The security guard posted at the hospital entrance greeted her with a smile.
“How ya doing, little lady?”
“Good to hear it,” he said.
The glass pane door slid aside to allow her entry. Jade passed through and onto the lobby’s smooth polished granite floor.
“Can I help you?” asked the woman at the desk.
Jade dismissed the questioner. “I know my way around.”
“Well, that may be true but you’ll first need to check in with me and, I’ll need to see some identification.”
“Stupid,” Jade thought out loud.
“Hospital policy,” the woman offered up with a smile.
Jade rifled through her pack. She could not remember the last time she had seen her school I.D. card. She did have a learner’s permit to drive, issued by the Las Vegas DMV, but had thrown it away; the accident having robbed her of any desire to get back behind the wheel of a car.
She looked up from her pack to read the woman’s name tag, “Mrs. Azarian. I know you’re new, but everyone else knows me here.”
“Miss, my job is to see that policy is followed. All visitors must have identification presented when entering. Since you seem to be under the age of eighteen, you are welcome to come back with a parent – providing they, of course, have the proper identification.”
What is wrong with this woman? My parent is here!
Jade choked back a deluge of obscenities that begged to be unleashed, knowing it would do her no good to explode.
“The other gals on the desk don’t usually bother her,” a voice interrupted. It was Guillermo’s. Jade guessed he had seen she was having trouble with the new attendant.
Nice, that he would come to my rescue.
The receptionist puffed up. “Mister Rodriguez, policies are in place for a reason.”
“I realize that, Mrs. Azarian.” He leaned over the desk, lowering his voice. “But the kid just lost her mother. She could use a break.”
The woman huffed indignantly then turned her back to him. “Rules are rules, Mister Rodriguez.”
“Alright then. I’ll take her in myself.”
The wiry grey head snapped sharply around to face him. Jade thought the woman’s head should have flung from her shoulders; the movement so forceful. She envisioned it bounding across the floor like a loose bowling ball.
“Mister Rodriguez, I will have to report this!”
“You do that.” Guillermo replied motioning Jade to follow as he moved away and down the hall.
“Wait!” the woman called.
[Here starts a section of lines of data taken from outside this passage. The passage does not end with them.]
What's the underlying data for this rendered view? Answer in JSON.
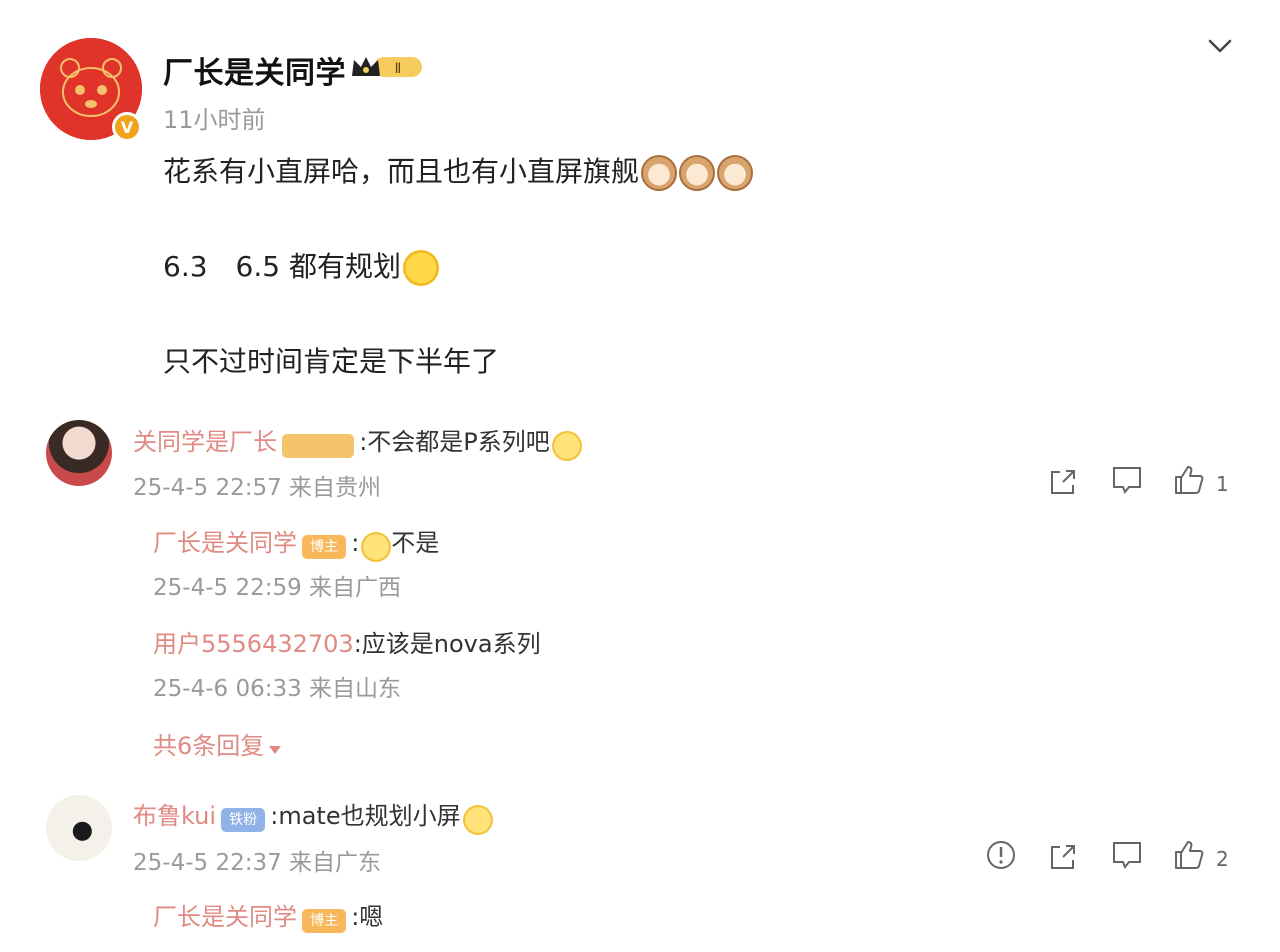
{
  "post": {
    "author": "厂长是关同学",
    "badge_level": "Ⅱ",
    "verified_mark": "V",
    "time": "11小时前",
    "lines": [
      "花系有小直屏哈，而且也有小直屏旗舰",
      "6.3　6.5  都有规划",
      "只不过时间肯定是下半年了"
    ]
  },
  "comments": [
    {
      "name": "关同学是厂长",
      "badge": "",
      "text": ":不会都是P系列吧",
      "meta": "25-4-5 22:57 来自贵州",
      "likes": "1",
      "replies": [
        {
          "name": "厂长是关同学",
          "tag": "博主",
          "text": "不是",
          "meta": "25-4-5 22:59 来自广西"
        },
        {
          "name": "用户5556432703",
          "tag": "",
          "text": ":应该是nova系列",
          "meta": "25-4-6 06:33 来自山东"
        }
      ],
      "more": "共6条回复"
    },
    {
      "name": "布鲁kui",
      "badge": "铁粉",
      "text": ":mate也规划小屏",
      "meta": "25-4-5 22:37 来自广东",
      "likes": "2",
      "replies": [
        {
          "name": "厂长是关同学",
          "tag": "博主",
          "text": ":嗯"
        }
      ]
    }
  ],
  "icons": {
    "collapse": "chevron-down-icon",
    "share": "share-icon",
    "comment": "comment-icon",
    "like": "thumbs-up-icon",
    "report": "report-icon"
  },
  "colors": {
    "name": "#e08a83",
    "avatar": "#e0342a",
    "verified": "#f0a21a"
  }
}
She leapt out from behind her desk, flailing a paper badge. “She still needs a pass.”
Jade’s heart raced while the elevator climbed, thumping in a frenzied rhythm. She closed her eyes and focusing on the beat, willed it and her mounting anxiety to slow.
“You ok, kid?”
“You sure?” Guillermo pressed.
“Uh huh,” Jade answered.
A chime sounded as the elevator slowed to a stop.
“Ladies first,” Guillermo prompted.
Jade stepped out into the corridor. She wondered how far the security guard meant to follow her and then was relieved when he stopped at the nurse’s station.
Inside room 612, Jade checked the monitors. She had been shown how to read them that first night she visited. That was a week after the car accident that killed her mother – two days after her father’s transfer from the hospital in Utah to the facility in Las Vegas.
Jade had suffered only a mild concussion, nothing serious enough to keep her in hospital for more than a day. After that, authorities brought her back to Nevada then shuffled her off to a foster home until a relative could collect her.
Though she knew they existed, she had never met the “Georgia” Tucker’s. In fact she did not know any of her extended family, except through old photos. She had just supposed that was how it was when you were the only child of two only children.
Jade fought to bring to mind the faces of the couple that fostered her. But, like everything in that week after the accident, they were blurred. What she did remember was they had been kind enough to leave her alone.
Satisfied with the monitors’ readings, she turned her attentions to a countertop shelf and it’s only resident: a book. She had brought it in from home; one in a collection of old classics her father kept.
Jade settled into the room’s recliner, opened the book at the place last marked then began to read.
“Journey To The Center of The Earth: chapter twenty seven.”